● INSTRUCTIONS FOR THE TASK:
To complete this task, print all the data below exactly but leave out the images.

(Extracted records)
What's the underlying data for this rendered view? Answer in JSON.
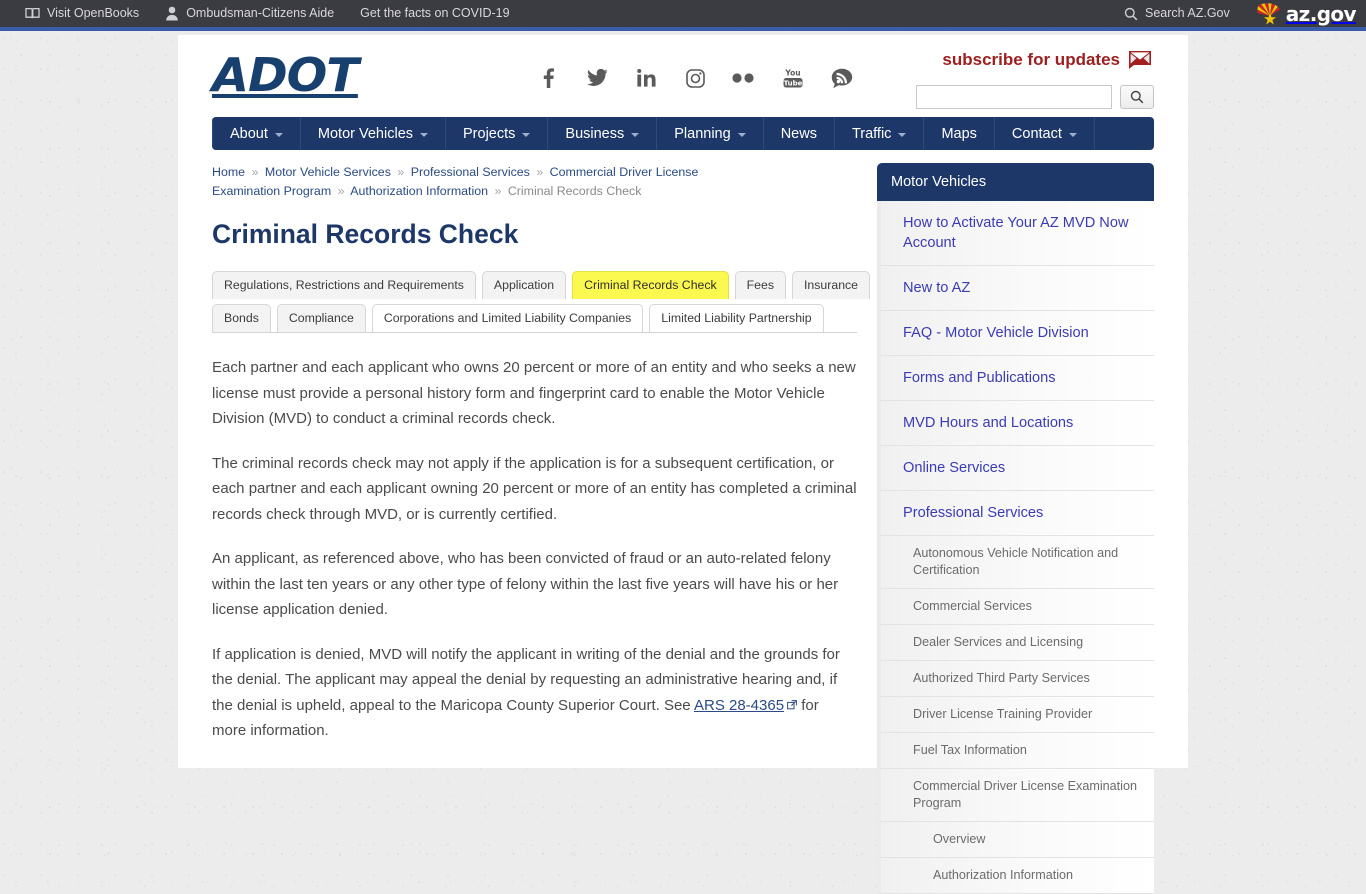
{
  "state_bar": {
    "left_items": [
      {
        "label": "Visit OpenBooks",
        "icon": "book-icon"
      },
      {
        "label": "Ombudsman-Citizens Aide",
        "icon": "person-icon"
      },
      {
        "label": "Get the facts on COVID-19",
        "icon": "none"
      }
    ],
    "search_label": "Search AZ.Gov",
    "search_icon": "search-icon",
    "logo_word": "az.gov",
    "logo_icon": "arizona-flag-icon",
    "bar_color": "#3b3b42",
    "accent_color": "#3c5ba8"
  },
  "header": {
    "logo_text": "ADOT",
    "logo_color": "#17406e",
    "subscribe_label": "subscribe for updates",
    "subscribe_icon": "envelope-icon",
    "subscribe_color": "#9d2020",
    "social": [
      {
        "name": "facebook-icon",
        "label": "Facebook"
      },
      {
        "name": "twitter-icon",
        "label": "Twitter"
      },
      {
        "name": "linkedin-icon",
        "label": "LinkedIn"
      },
      {
        "name": "instagram-icon",
        "label": "Instagram"
      },
      {
        "name": "flickr-icon",
        "label": "Flickr"
      },
      {
        "name": "youtube-icon",
        "label": "YouTube"
      },
      {
        "name": "blog-icon",
        "label": "Blog"
      }
    ],
    "search": {
      "value": "",
      "placeholder": "",
      "button_icon": "search-icon"
    }
  },
  "nav": {
    "items": [
      {
        "label": "About",
        "has_dropdown": true
      },
      {
        "label": "Motor Vehicles",
        "has_dropdown": true
      },
      {
        "label": "Projects",
        "has_dropdown": true
      },
      {
        "label": "Business",
        "has_dropdown": true
      },
      {
        "label": "Planning",
        "has_dropdown": true
      },
      {
        "label": "News",
        "has_dropdown": false
      },
      {
        "label": "Traffic",
        "has_dropdown": true
      },
      {
        "label": "Maps",
        "has_dropdown": false
      },
      {
        "label": "Contact",
        "has_dropdown": true
      }
    ],
    "background": "#1d3768"
  },
  "breadcrumb": {
    "separator": "»",
    "items": [
      {
        "label": "Home",
        "current": false
      },
      {
        "label": "Motor Vehicle Services",
        "current": false
      },
      {
        "label": "Professional Services",
        "current": false
      },
      {
        "label": "Commercial Driver License Examination Program",
        "current": false
      },
      {
        "label": "Authorization Information",
        "current": false
      },
      {
        "label": "Criminal Records Check",
        "current": true
      }
    ]
  },
  "page": {
    "title": "Criminal Records Check",
    "title_color": "#1d3768"
  },
  "tabs": {
    "active_color": "#fbf84f",
    "row1": [
      {
        "label": "Regulations, Restrictions and Requirements",
        "active": false,
        "plain": false
      },
      {
        "label": "Application",
        "active": false,
        "plain": false
      },
      {
        "label": "Criminal Records Check",
        "active": true,
        "plain": false
      },
      {
        "label": "Fees",
        "active": false,
        "plain": false
      },
      {
        "label": "Insurance",
        "active": false,
        "plain": false
      }
    ],
    "row2": [
      {
        "label": "Bonds",
        "active": false,
        "plain": false
      },
      {
        "label": "Compliance",
        "active": false,
        "plain": false
      },
      {
        "label": "Corporations and Limited Liability Companies",
        "active": false,
        "plain": true
      },
      {
        "label": "Limited Liability Partnership",
        "active": false,
        "plain": true
      }
    ]
  },
  "content": {
    "p1": "Each partner and each applicant who owns 20 percent or more of an entity and who seeks a new license must provide a personal history form and fingerprint card to enable the Motor Vehicle Division (MVD) to conduct a criminal records check.",
    "p2": "The criminal records check may not apply if the application is for a subsequent certification, or each partner and each applicant owning 20 percent or more of an entity has completed a criminal records check through MVD, or is currently certified.",
    "p3": "An applicant, as referenced above, who has been convicted of fraud or an auto-related felony within the last ten years or any other type of felony within the last five years will have his or her license application denied.",
    "p4_before": "If application is denied, MVD will notify the applicant in writing of the denial and the grounds for the denial. The applicant may appeal the denial by requesting an administrative hearing and, if the denial is upheld, appeal to the Maricopa County Superior Court. See ",
    "p4_link": "ARS 28-4365",
    "p4_after": " for more information."
  },
  "rail": {
    "header": "Motor Vehicles",
    "items": [
      {
        "label": "How to Activate Your AZ MVD Now Account",
        "level": 0
      },
      {
        "label": "New to AZ",
        "level": 0
      },
      {
        "label": "FAQ - Motor Vehicle Division",
        "level": 0
      },
      {
        "label": "Forms and Publications",
        "level": 0
      },
      {
        "label": "MVD Hours and Locations",
        "level": 0
      },
      {
        "label": "Online Services",
        "level": 0
      },
      {
        "label": "Professional Services",
        "level": 0
      },
      {
        "label": "Autonomous Vehicle Notification and Certification",
        "level": 1
      },
      {
        "label": "Commercial Services",
        "level": 1
      },
      {
        "label": "Dealer Services and Licensing",
        "level": 1
      },
      {
        "label": "Authorized Third Party Services",
        "level": 1
      },
      {
        "label": "Driver License Training Provider",
        "level": 1
      },
      {
        "label": "Fuel Tax Information",
        "level": 1
      },
      {
        "label": "Commercial Driver License Examination Program",
        "level": 1
      },
      {
        "label": "Overview",
        "level": 2
      },
      {
        "label": "Authorization Information",
        "level": 2
      }
    ]
  }
}
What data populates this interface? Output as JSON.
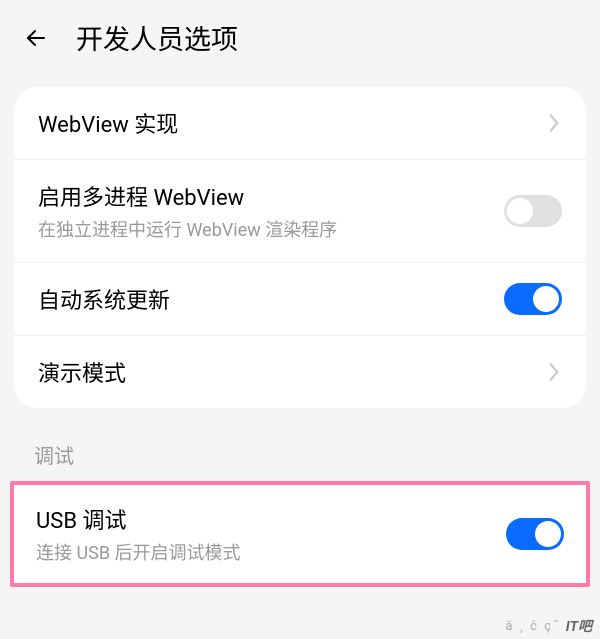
{
  "header": {
    "title": "开发人员选项"
  },
  "rows": {
    "webview_impl": {
      "title": "WebView 实现"
    },
    "multiprocess_webview": {
      "title": "启用多进程 WebView",
      "desc": "在独立进程中运行 WebView 渲染程序"
    },
    "auto_update": {
      "title": "自动系统更新"
    },
    "demo_mode": {
      "title": "演示模式"
    },
    "usb_debug": {
      "title": "USB 调试",
      "desc": "连接 USB 后开启调试模式"
    }
  },
  "sections": {
    "debug_label": "调试"
  },
  "watermark": {
    "text": "ä ¸ č   ç˝ ",
    "logo": "IT吧"
  }
}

● TASK SOLUTION:
What's the underlying data for this rendered view? Answer in JSON.
{
  "state_bar": {
    "left_items": [
      {
        "label": "Visit OpenBooks",
        "icon": "book-icon"
      },
      {
        "label": "Ombudsman-Citizens Aide",
        "icon": "person-icon"
      },
      {
        "label": "Get the facts on COVID-19",
        "icon": "none"
      }
    ],
    "search_label": "Search AZ.Gov",
    "search_icon": "search-icon",
    "logo_word": "az.gov",
    "logo_icon": "arizona-flag-icon",
    "bar_color": "#3b3b42",
    "accent_color": "#3c5ba8"
  },
  "header": {
    "logo_text": "ADOT",
    "logo_color": "#17406e",
    "subscribe_label": "subscribe for updates",
    "subscribe_icon": "envelope-icon",
    "subscribe_color": "#9d2020",
    "social": [
      {
        "name": "facebook-icon",
        "label": "Facebook"
      },
      {
        "name": "twitter-icon",
        "label": "Twitter"
      },
      {
        "name": "linkedin-icon",
        "label": "LinkedIn"
      },
      {
        "name": "instagram-icon",
        "label": "Instagram"
      },
      {
        "name": "flickr-icon",
        "label": "Flickr"
      },
      {
        "name": "youtube-icon",
        "label": "YouTube"
      },
      {
        "name": "blog-icon",
        "label": "Blog"
      }
    ],
    "search": {
      "value": "",
      "placeholder": "",
      "button_icon": "search-icon"
    }
  },
  "nav": {
    "items": [
      {
        "label": "About",
        "has_dropdown": true
      },
      {
        "label": "Motor Vehicles",
        "has_dropdown": true
      },
      {
        "label": "Projects",
        "has_dropdown": true
      },
      {
        "label": "Business",
        "has_dropdown": true
      },
      {
        "label": "Planning",
        "has_dropdown": true
      },
      {
        "label": "News",
        "has_dropdown": false
      },
      {
        "label": "Traffic",
        "has_dropdown": true
      },
      {
        "label": "Maps",
        "has_dropdown": false
      },
      {
        "label": "Contact",
        "has_dropdown": true
      }
    ],
    "background": "#1d3768"
  },
  "breadcrumb": {
    "separator": "»",
    "items": [
      {
        "label": "Home",
        "current": false
      },
      {
        "label": "Motor Vehicle Services",
        "current": false
      },
      {
        "label": "Professional Services",
        "current": false
      },
      {
        "label": "Commercial Driver License Examination Program",
        "current": false
      },
      {
        "label": "Authorization Information",
        "current": false
      },
      {
        "label": "Criminal Records Check",
        "current": true
      }
    ]
  },
  "page": {
    "title": "Criminal Records Check",
    "title_color": "#1d3768"
  },
  "tabs": {
    "active_color": "#fbf84f",
    "row1": [
      {
        "label": "Regulations, Restrictions and Requirements",
        "active": false,
        "plain": false
      },
      {
        "label": "Application",
        "active": false,
        "plain": false
      },
      {
        "label": "Criminal Records Check",
        "active": true,
        "plain": false
      },
      {
        "label": "Fees",
        "active": false,
        "plain": false
      },
      {
        "label": "Insurance",
        "active": false,
        "plain": false
      }
    ],
    "row2": [
      {
        "label": "Bonds",
        "active": false,
        "plain": false
      },
      {
        "label": "Compliance",
        "active": false,
        "plain": false
      },
      {
        "label": "Corporations and Limited Liability Companies",
        "active": false,
        "plain": true
      },
      {
        "label": "Limited Liability Partnership",
        "active": false,
        "plain": true
      }
    ]
  },
  "content": {
    "p1": "Each partner and each applicant who owns 20 percent or more of an entity and who seeks a new license must provide a personal history form and fingerprint card to enable the Motor Vehicle Division (MVD) to conduct a criminal records check.",
    "p2": "The criminal records check may not apply if the application is for a subsequent certification, or each partner and each applicant owning 20 percent or more of an entity has completed a criminal records check through MVD, or is currently certified.",
    "p3": "An applicant, as referenced above, who has been convicted of fraud or an auto-related felony within the last ten years or any other type of felony within the last five years will have his or her license application denied.",
    "p4_before": "If application is denied, MVD will notify the applicant in writing of the denial and the grounds for the denial. The applicant may appeal the denial by requesting an administrative hearing and, if the denial is upheld, appeal to the Maricopa County Superior Court. See ",
    "p4_link": "ARS 28-4365",
    "p4_after": " for more information."
  },
  "rail": {
    "header": "Motor Vehicles",
    "items": [
      {
        "label": "How to Activate Your AZ MVD Now Account",
        "level": 0
      },
      {
        "label": "New to AZ",
        "level": 0
      },
      {
        "label": "FAQ - Motor Vehicle Division",
        "level": 0
      },
      {
        "label": "Forms and Publications",
        "level": 0
      },
      {
        "label": "MVD Hours and Locations",
        "level": 0
      },
      {
        "label": "Online Services",
        "level": 0
      },
      {
        "label": "Professional Services",
        "level": 0
      },
      {
        "label": "Autonomous Vehicle Notification and Certification",
        "level": 1
      },
      {
        "label": "Commercial Services",
        "level": 1
      },
      {
        "label": "Dealer Services and Licensing",
        "level": 1
      },
      {
        "label": "Authorized Third Party Services",
        "level": 1
      },
      {
        "label": "Driver License Training Provider",
        "level": 1
      },
      {
        "label": "Fuel Tax Information",
        "level": 1
      },
      {
        "label": "Commercial Driver License Examination Program",
        "level": 1
      },
      {
        "label": "Overview",
        "level": 2
      },
      {
        "label": "Authorization Information",
        "level": 2
      }
    ]
  }
}
What data populates this interface? Output as JSON.
{
  "header": {
    "title": "开发人员选项"
  },
  "rows": {
    "webview_impl": {
      "title": "WebView 实现"
    },
    "multiprocess_webview": {
      "title": "启用多进程 WebView",
      "desc": "在独立进程中运行 WebView 渲染程序"
    },
    "auto_update": {
      "title": "自动系统更新"
    },
    "demo_mode": {
      "title": "演示模式"
    },
    "usb_debug": {
      "title": "USB 调试",
      "desc": "连接 USB 后开启调试模式"
    }
  },
  "sections": {
    "debug_label": "调试"
  },
  "watermark": {
    "text": "ä ¸ č   ç˝ ",
    "logo": "IT吧"
  }
}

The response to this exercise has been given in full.